Fish caught at a popular fishing spot in the Laguna de Santa Rosa between Sebastopol and Santa Rosa had unacceptably high levels of mercury, well above the threshold where health officials normally recommend against eating them, according to a new state survey.
Sebastopol burnished its liberal credentials Tuesday by becoming the second city in California to require solar power systems on new homes and commercial buildings.
Sebastopol appears on track to become the second city in California to require solar power systems on all new housing developments, as well as new commercial buildings.
Some Sebastopol residents, including a former city councilman, are objecting to a city-sponsored newsletter that urged people to oppose Sonoma County’s consideration of a water fluoridation plan.
Three Santa Rosa City Council members were appointed to represent the interests of Sonoma County cities on county and regional boards Thursday night.
The Sebastopol City Council on Tuesday will consider extending its 45-day moratorium on drive-thrus to a year, a move certain to add fuel to the volatile community debate over the CVS Pharmacy-Chase Bank project.
Larry McLaughlin, Sebastopol’s long-serving city attorney, was named city manager Tuesday. McLaughlin has been serving as interim city manager since May, when Jack Griffin left the post to take over the job as top administrator in San Marcos.

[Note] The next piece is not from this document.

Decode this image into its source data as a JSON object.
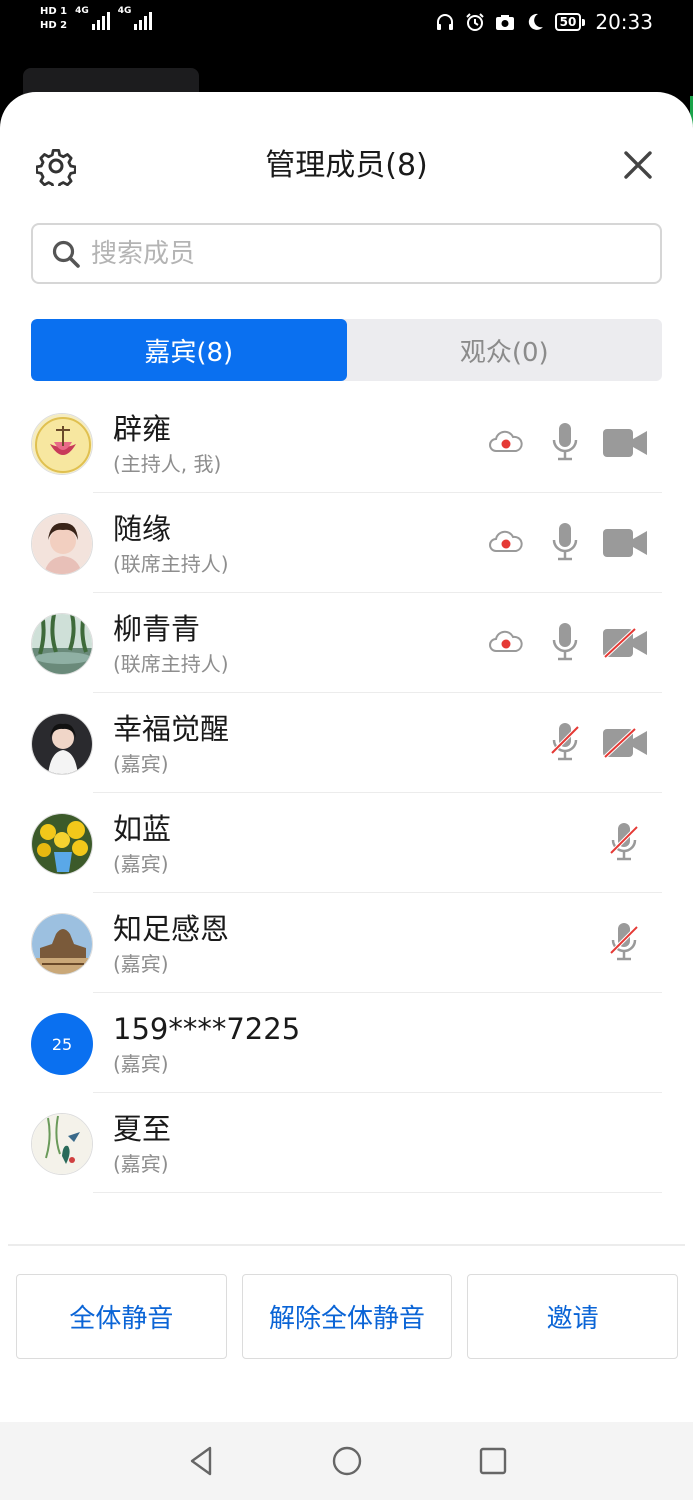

The Sebastopol City Council, with the controversial CVS Pharmacy project still casting a shadow over downtown, is adding a chain store ban and solar energy requirements as possible ways to preserve the community’s identity and shape new development.
‘As the city grows and develops and learns, there is a lack of clarity in what the city wants future growth to look like, and it is important the council become pro-active,’ said Vice Mayor Robert Jacob. ‘It is very clear our town wants to maintain its unique, small-town identity.’

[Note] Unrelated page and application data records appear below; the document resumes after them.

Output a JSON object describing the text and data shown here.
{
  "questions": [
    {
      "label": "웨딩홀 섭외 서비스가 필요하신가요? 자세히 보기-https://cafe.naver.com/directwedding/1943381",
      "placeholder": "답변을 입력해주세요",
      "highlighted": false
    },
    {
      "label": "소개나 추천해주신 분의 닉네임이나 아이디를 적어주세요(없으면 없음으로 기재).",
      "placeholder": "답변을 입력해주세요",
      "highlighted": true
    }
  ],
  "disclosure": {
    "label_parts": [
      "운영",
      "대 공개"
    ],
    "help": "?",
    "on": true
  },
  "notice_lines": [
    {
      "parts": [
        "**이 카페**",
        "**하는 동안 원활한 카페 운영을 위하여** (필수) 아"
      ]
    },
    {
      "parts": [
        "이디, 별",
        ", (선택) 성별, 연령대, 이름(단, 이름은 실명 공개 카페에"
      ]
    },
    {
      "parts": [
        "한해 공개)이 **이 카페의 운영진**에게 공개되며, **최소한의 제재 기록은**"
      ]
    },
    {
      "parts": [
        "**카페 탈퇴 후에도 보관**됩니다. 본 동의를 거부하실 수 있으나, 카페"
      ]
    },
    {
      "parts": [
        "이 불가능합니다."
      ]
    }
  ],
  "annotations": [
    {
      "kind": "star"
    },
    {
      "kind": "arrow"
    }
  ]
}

Two hundred people turned out Thursday in Santa Rosa to rail against PG&E SmartMeters, complaining that individual opt-out fees are unfair, that cities should be able to get out of the program and that the wireless technology is a health threat.